> [WORK INSTRUCTION] Count how many lines in the data hold "selected". Only the number.

[MATERIAL FOR THIS EXERCISE]

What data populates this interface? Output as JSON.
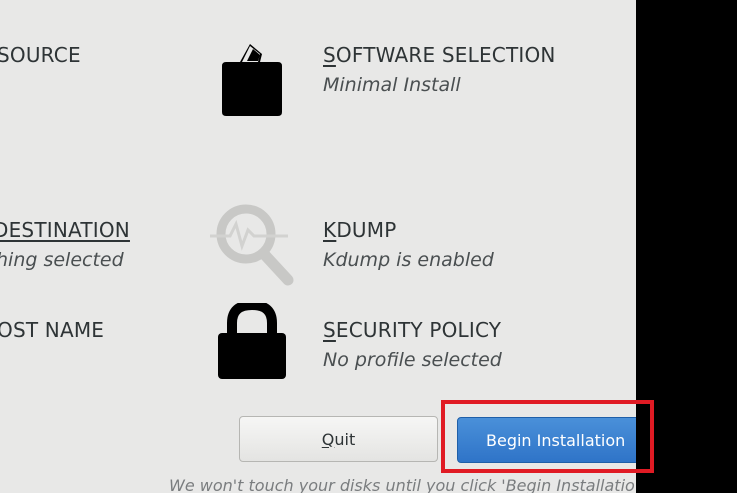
{
  "left_column": {
    "source_title": "SOURCE",
    "destination_title": "DESTINATION",
    "destination_status": "hing selected",
    "hostname_title": "OST NAME"
  },
  "software_selection": {
    "title_mnemonic": "S",
    "title_rest": "OFTWARE SELECTION",
    "status": "Minimal Install",
    "icon": "package-icon"
  },
  "kdump": {
    "title_mnemonic": "K",
    "title_rest": "DUMP",
    "status": "Kdump is enabled",
    "icon": "magnifier-icon"
  },
  "security_policy": {
    "title_mnemonic": "S",
    "title_rest": "ECURITY POLICY",
    "status": "No profile selected",
    "icon": "padlock-icon"
  },
  "buttons": {
    "quit_mnemonic": "Q",
    "quit_rest": "uit",
    "begin_label": "Begin Installation"
  },
  "footer_note": "We won't touch your disks until you click 'Begin Installatio",
  "colors": {
    "accent": "#3584e4",
    "highlight": "#e01b24",
    "background": "#e8e8e7"
  }
}
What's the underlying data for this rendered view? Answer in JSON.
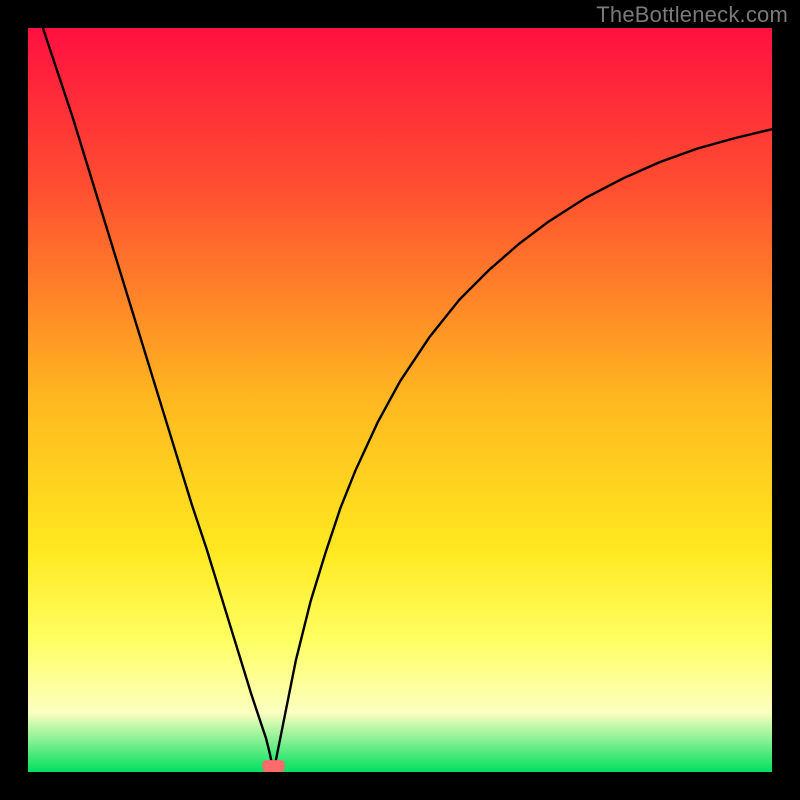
{
  "watermark": "TheBottleneck.com",
  "colors": {
    "border": "#000000",
    "curve": "#000000",
    "gradient_top": "#ff1040",
    "gradient_mid1": "#ff5030",
    "gradient_mid2": "#ffb820",
    "gradient_mid3": "#ffe820",
    "gradient_mid4": "#ffff60",
    "gradient_mid5": "#fcffc0",
    "gradient_bottom": "#00e060",
    "marker": "#ff6a6a"
  },
  "chart_data": {
    "type": "line",
    "title": "",
    "xlabel": "",
    "ylabel": "",
    "xlim": [
      0,
      100
    ],
    "ylim": [
      0,
      100
    ],
    "minimum_x": 33,
    "marker": {
      "x": 33,
      "y": 0,
      "w": 3,
      "h": 1.6
    },
    "series": [
      {
        "name": "bottleneck-curve",
        "x": [
          2,
          4,
          6,
          8,
          10,
          12,
          14,
          16,
          18,
          20,
          22,
          24,
          26,
          28,
          30,
          31,
          32,
          32.5,
          33,
          33.5,
          34,
          35,
          36,
          38,
          40,
          42,
          44,
          47,
          50,
          54,
          58,
          62,
          66,
          70,
          75,
          80,
          85,
          90,
          95,
          100
        ],
        "y": [
          100,
          94,
          88,
          81.5,
          75,
          68.5,
          62,
          55.5,
          49,
          42.5,
          36,
          30,
          23.5,
          17,
          10.5,
          7.5,
          4.5,
          2.5,
          0,
          2.5,
          5,
          10,
          15,
          23,
          29.5,
          35.5,
          40.5,
          47,
          52.5,
          58.5,
          63.5,
          67.5,
          71,
          74,
          77.2,
          79.8,
          82,
          83.8,
          85.2,
          86.4
        ]
      }
    ]
  }
}
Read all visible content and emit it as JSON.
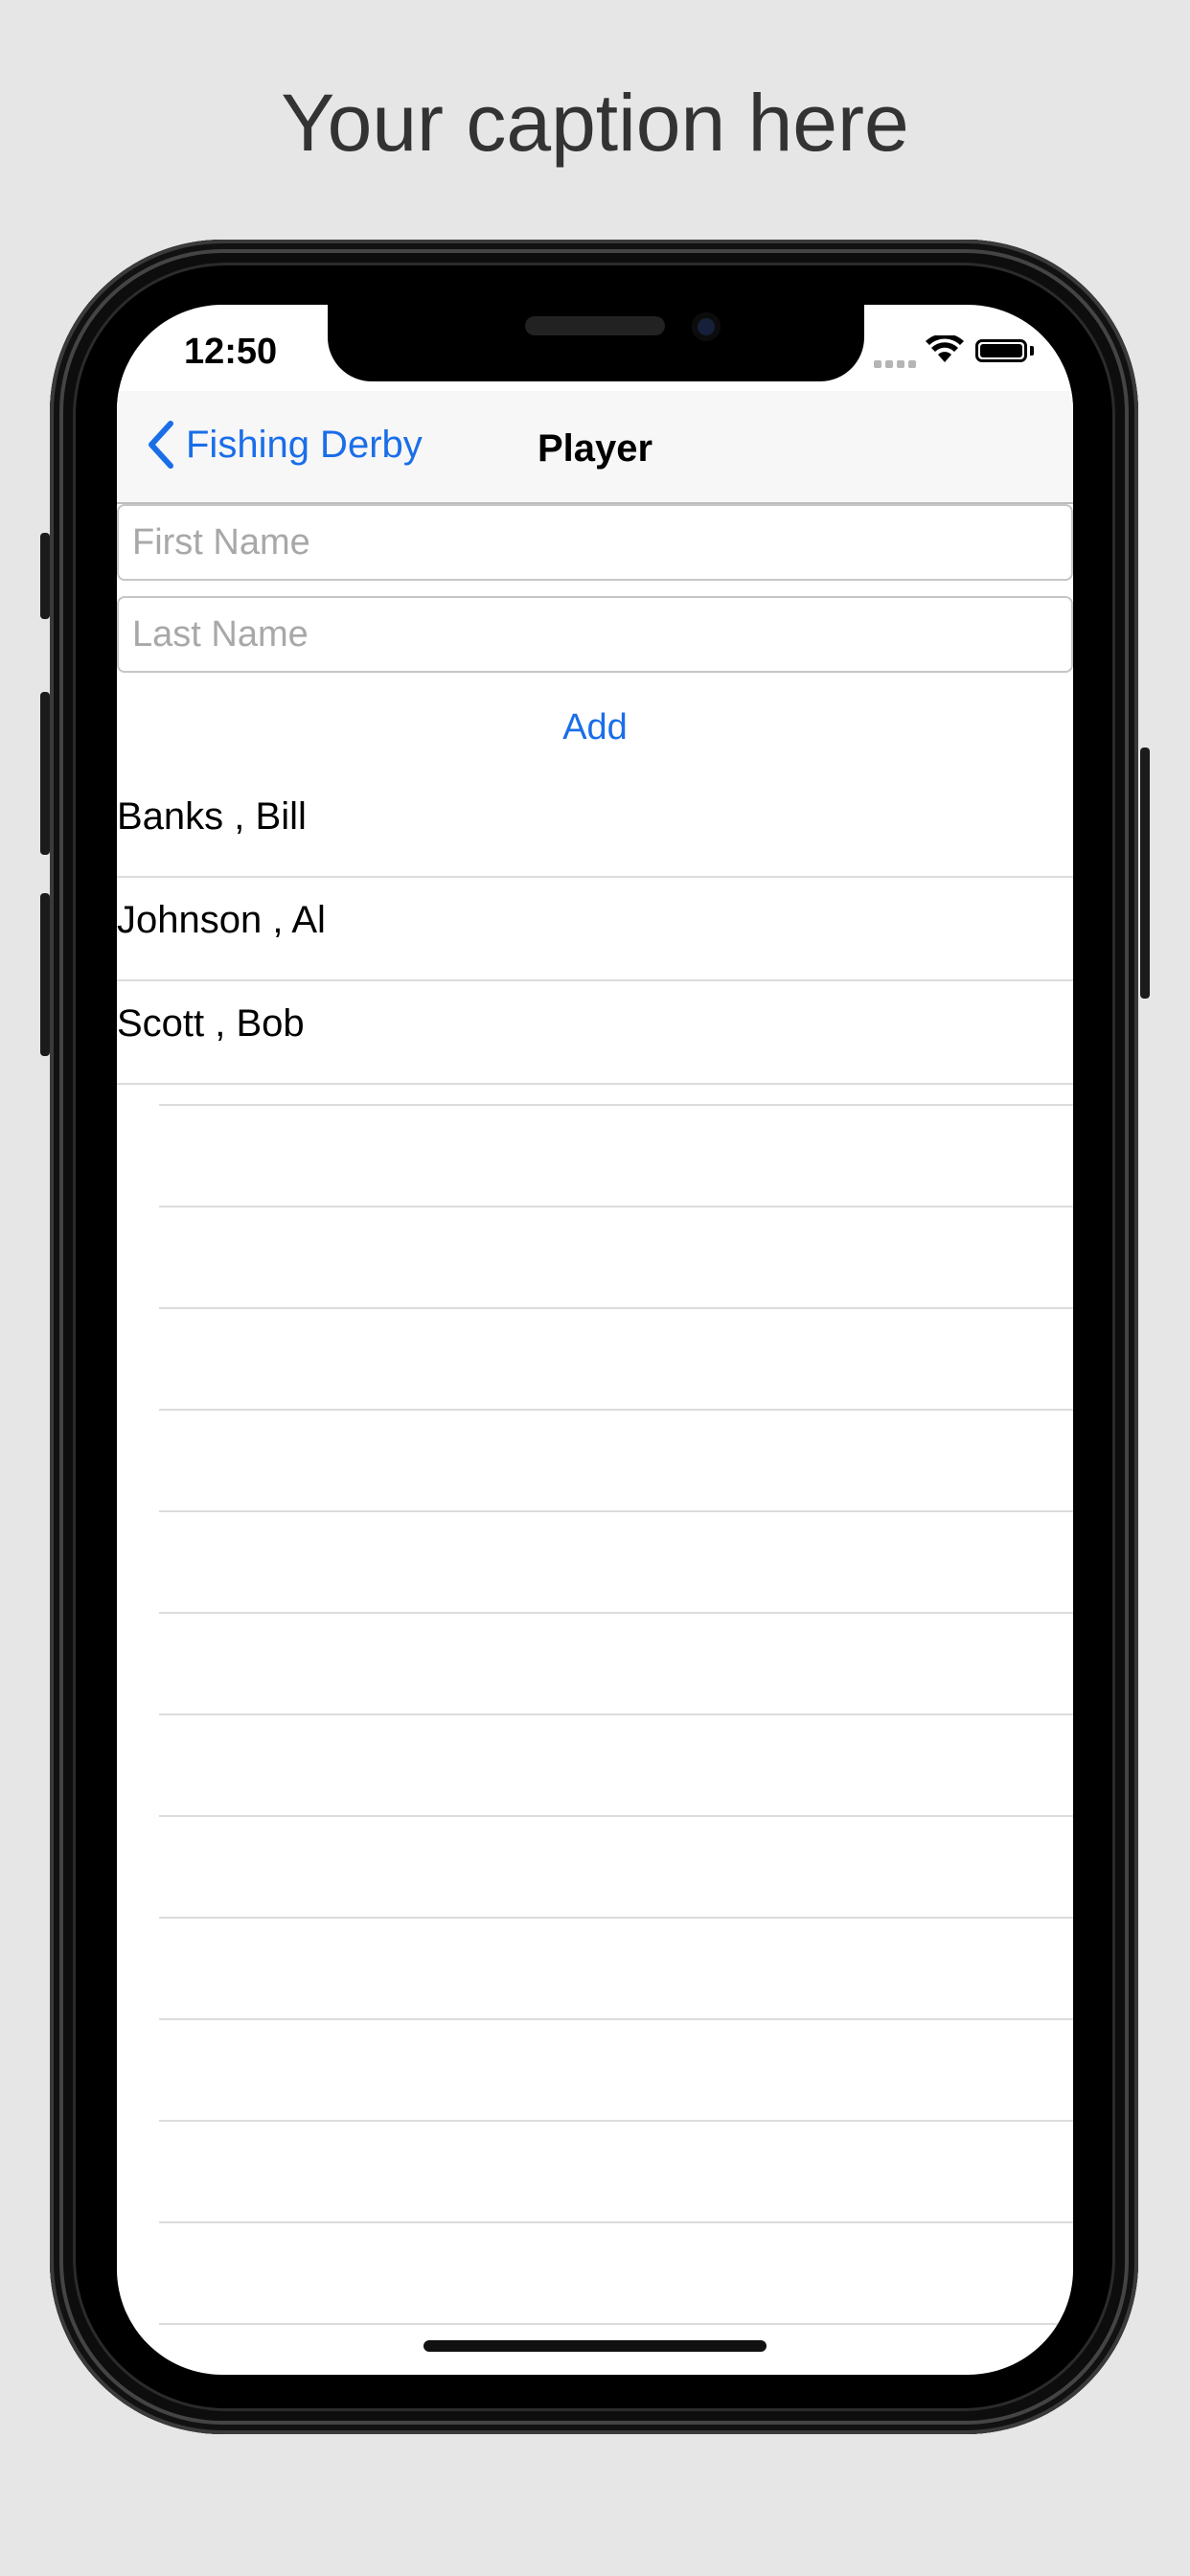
{
  "caption": "Your caption here",
  "status_bar": {
    "time": "12:50",
    "wifi_icon": "wifi-icon",
    "battery_icon": "battery-icon",
    "signal_icon": "cellular-signal-icon"
  },
  "nav": {
    "back_label": "Fishing Derby",
    "back_icon": "chevron-left-icon",
    "title": "Player"
  },
  "form": {
    "first_name_placeholder": "First Name",
    "first_name_value": "",
    "last_name_placeholder": "Last Name",
    "last_name_value": "",
    "add_label": "Add"
  },
  "players": [
    {
      "name": "Banks ,  Bill"
    },
    {
      "name": "Johnson ,  Al"
    },
    {
      "name": "Scott ,  Bob"
    }
  ],
  "colors": {
    "accent": "#1a6ee8",
    "background": "#e6e6e6",
    "nav_background": "#f7f7f7",
    "separator": "#dcdcdc",
    "placeholder": "#a8a8a8"
  }
}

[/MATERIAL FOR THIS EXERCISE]

> [EXERCISE OUTPUT] 2